Bay Area Microfluidics Network brings together leaders in microfluidic technologies to foster innovation and collaboration within and amongst the region’s academic institutions and industries. Specifically, Bay Area Microfluidics Network seeks to 1) encourage academic-industrial collaborations and partnerships; 2) connect prospective employees such as graduate students and postdoctoral scholars to companies looking for talent; and 3) facilitate cross-pollination of ideas between the foremost authorities in microfluidic technologies.

Bay Area Microfluidics Network hosts a variety of networking events consisting of short talks or a panel discussion. Afterwards, attendees are encouraged to mingle in an informal setting. Come discover the latest and greatest work in microfluidics!


Thomas Carey

Thomas is a 6th-year PhD candidate in the UC Berkeley-UCSF Graduate Program in Bioengineering. In the Sohn Lab, his research focus is on using tumor-derived extracellular vesicles to noninvasively screen for cancer. During the pandemic, he has applied this EV detection work to another lipid bilayer nanoparticle: SARS-CoV-2. Thomas earned a B.S. in Engineering and Biology from Harvey Mudd College and previously worked as a Research Engineer at the BioMEMS Resource Center at Massachusetts General Hospital. Outside of lab, Thomas trains for triathlons and spends as much time outdoors as possible.

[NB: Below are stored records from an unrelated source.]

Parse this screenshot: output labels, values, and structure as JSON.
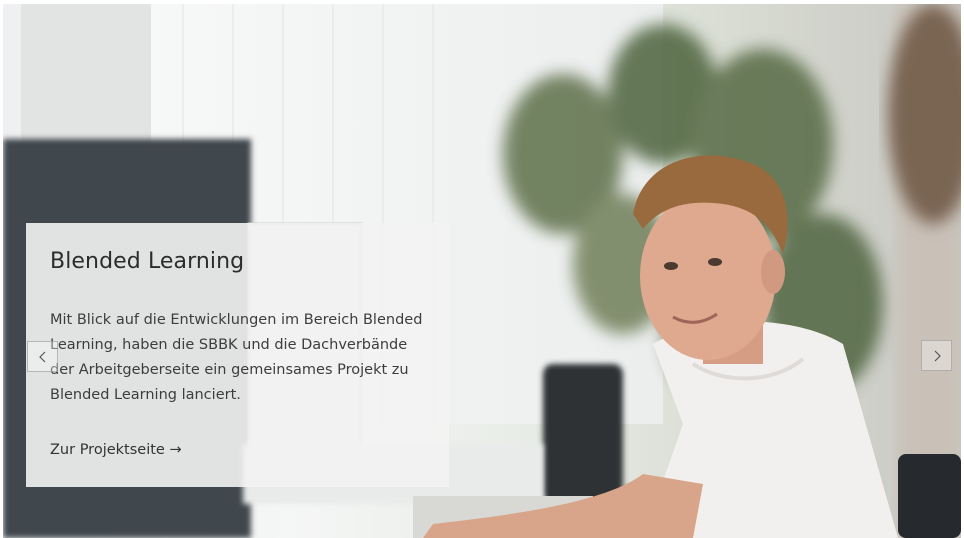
{
  "slide": {
    "title": "Blended Learning",
    "text": "Mit Blick auf die Entwicklungen im Bereich Blended Learning, haben die SBBK und die Dachverbände der Arbeitgeberseite ein gemeinsames Projekt zu Blended Learning lanciert.",
    "link_label": "Zur Projektseite →"
  },
  "carousel": {
    "prev_icon": "chevron-left-icon",
    "next_icon": "chevron-right-icon"
  },
  "image": {
    "subject": "photo-office-young-man-smiling"
  }
}
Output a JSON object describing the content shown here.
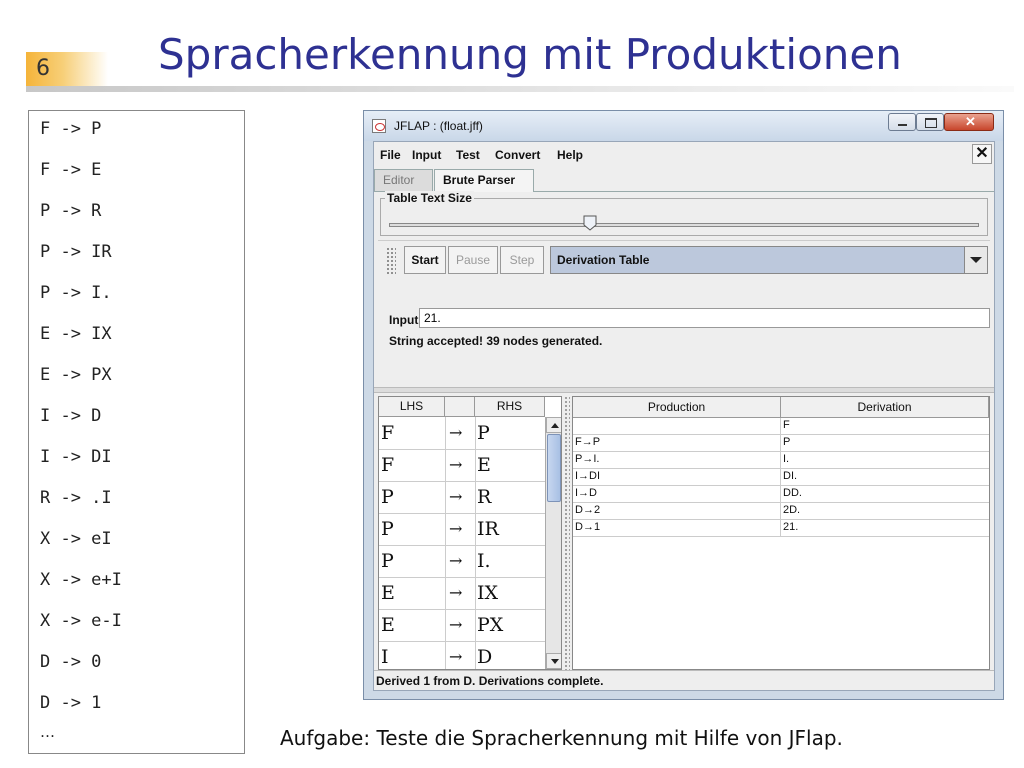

Samira Darvishi

Samira is a mechanical engineer at Signal Biosystems and developing a microfluidic device that will make life easier for anyone conducting experiments with precious reagents. She started her training as an engineer in aerospace at Sharif University of Technology, Iran. Her master’s at Stony Brook University was focused on studying two phase flow in microchannels and developing new inexpensive micro-fabrication techniques using lasers. For her PhD (major: fluid dynamics, minor: renewable energy technologies) she worked with Dr. Mary Frame, a physiologist, and studied red blood cell flow in pre-capillary arteries using microfluidic devices that she designed and fabricated. She was the lead microfluidics engineer at Prellis Biologics, where she worked on developing the technology to 3D print human tissue by applying principles of microfluidics to designing vasculature for various 3D structures.

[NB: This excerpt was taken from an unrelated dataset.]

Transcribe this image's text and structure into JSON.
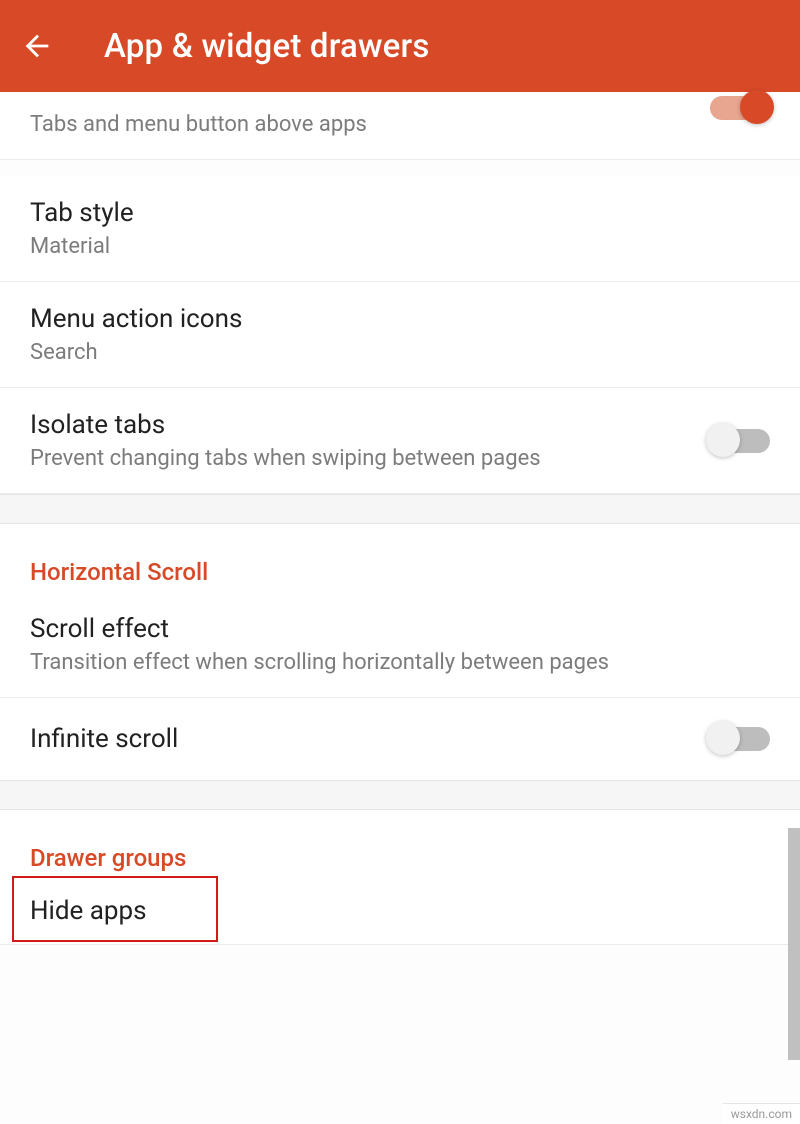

Adam Nekimken

Adam recently received his PhD in Mechanical Engineering from Stanford.

Anushka Gupta

Anushka is a 5th-year PhD candidate in the UC Berkeley-UCSF Graduate Program in Bioengineering. In the Streets Lab, her research focuses on building microfluidic devices to advance making measurements at the single-cell level, with a particular focus on using these tools to study fat development in humans. Anushka did her Bachelor’s and Master’s in Chemical Engineering from Indian Institute of Technology, Kharagpur, India where she worked on building a digital microfluidics platform for on-demand, rapid patterning of cells. Outside of lab, Anushka loves to walk, play badminton, and watch cricket!

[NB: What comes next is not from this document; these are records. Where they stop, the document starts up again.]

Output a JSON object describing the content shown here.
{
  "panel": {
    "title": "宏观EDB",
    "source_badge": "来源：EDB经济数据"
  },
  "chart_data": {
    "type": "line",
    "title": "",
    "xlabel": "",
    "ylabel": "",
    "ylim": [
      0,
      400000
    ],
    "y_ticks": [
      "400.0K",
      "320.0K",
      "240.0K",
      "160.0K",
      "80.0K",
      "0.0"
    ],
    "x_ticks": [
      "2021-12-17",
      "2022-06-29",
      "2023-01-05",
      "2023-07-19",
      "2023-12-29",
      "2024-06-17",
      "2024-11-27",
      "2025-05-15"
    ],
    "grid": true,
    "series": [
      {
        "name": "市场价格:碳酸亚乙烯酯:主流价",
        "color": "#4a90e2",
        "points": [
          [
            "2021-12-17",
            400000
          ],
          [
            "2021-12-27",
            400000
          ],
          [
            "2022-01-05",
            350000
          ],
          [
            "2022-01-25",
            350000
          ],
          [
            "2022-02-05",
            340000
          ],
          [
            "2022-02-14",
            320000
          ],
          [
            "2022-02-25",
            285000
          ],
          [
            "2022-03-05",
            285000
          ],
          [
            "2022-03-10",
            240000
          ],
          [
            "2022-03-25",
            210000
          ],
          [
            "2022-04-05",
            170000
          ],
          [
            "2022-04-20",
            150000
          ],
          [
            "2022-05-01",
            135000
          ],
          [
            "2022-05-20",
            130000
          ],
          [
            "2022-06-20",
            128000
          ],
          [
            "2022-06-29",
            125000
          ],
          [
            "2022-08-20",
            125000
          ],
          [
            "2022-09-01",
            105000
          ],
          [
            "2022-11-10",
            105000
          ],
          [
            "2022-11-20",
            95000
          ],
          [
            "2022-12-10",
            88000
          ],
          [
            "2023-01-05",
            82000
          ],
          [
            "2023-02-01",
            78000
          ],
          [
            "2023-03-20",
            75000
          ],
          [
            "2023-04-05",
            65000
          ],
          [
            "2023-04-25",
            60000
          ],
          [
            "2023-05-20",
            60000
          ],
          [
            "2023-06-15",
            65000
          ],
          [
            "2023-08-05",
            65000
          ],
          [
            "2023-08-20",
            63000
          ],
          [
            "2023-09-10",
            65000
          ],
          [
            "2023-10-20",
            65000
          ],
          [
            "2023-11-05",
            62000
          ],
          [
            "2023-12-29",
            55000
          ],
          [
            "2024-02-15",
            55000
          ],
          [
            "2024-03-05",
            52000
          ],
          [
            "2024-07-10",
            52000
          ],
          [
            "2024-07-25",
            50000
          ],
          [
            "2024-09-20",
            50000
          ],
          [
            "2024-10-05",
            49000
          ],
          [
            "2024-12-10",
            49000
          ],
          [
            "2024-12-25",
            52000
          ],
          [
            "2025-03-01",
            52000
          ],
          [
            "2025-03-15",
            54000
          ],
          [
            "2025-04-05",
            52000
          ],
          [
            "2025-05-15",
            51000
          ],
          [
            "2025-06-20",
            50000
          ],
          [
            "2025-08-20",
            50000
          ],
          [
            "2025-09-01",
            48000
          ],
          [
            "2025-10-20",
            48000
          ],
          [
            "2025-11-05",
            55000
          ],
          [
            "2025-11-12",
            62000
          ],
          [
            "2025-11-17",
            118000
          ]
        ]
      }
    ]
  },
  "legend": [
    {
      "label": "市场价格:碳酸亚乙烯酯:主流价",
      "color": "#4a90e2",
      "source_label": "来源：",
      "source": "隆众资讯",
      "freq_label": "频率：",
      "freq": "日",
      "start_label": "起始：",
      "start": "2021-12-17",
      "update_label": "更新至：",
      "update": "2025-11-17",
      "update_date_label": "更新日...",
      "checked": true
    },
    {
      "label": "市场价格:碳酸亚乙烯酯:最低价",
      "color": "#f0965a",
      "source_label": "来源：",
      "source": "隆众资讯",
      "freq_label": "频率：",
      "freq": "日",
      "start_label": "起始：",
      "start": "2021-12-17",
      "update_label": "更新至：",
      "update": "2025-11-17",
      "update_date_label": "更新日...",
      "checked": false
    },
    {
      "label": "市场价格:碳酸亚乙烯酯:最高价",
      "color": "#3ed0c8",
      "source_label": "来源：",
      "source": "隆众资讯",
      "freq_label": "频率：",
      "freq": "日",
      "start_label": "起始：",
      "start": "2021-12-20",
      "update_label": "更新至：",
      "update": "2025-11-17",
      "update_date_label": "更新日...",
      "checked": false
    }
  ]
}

Diego Huyke Villeneuve

Diego is a National Science Foundation Fellow and PhD candidate in mechanical engineering at Stanford University. There, he is a member of the Stanford Microfluidics Lab (led by Prof. Juan G. Santiago). His current research varies across fast mixing for X-ray applications, red blood cell biomechanics, and electric-field accelerated CRISPR diagnostics. Diego earned a BS in mechanical engineering at the Massachusetts Institute of Technology. He is also a proud parent of a cat named Figs.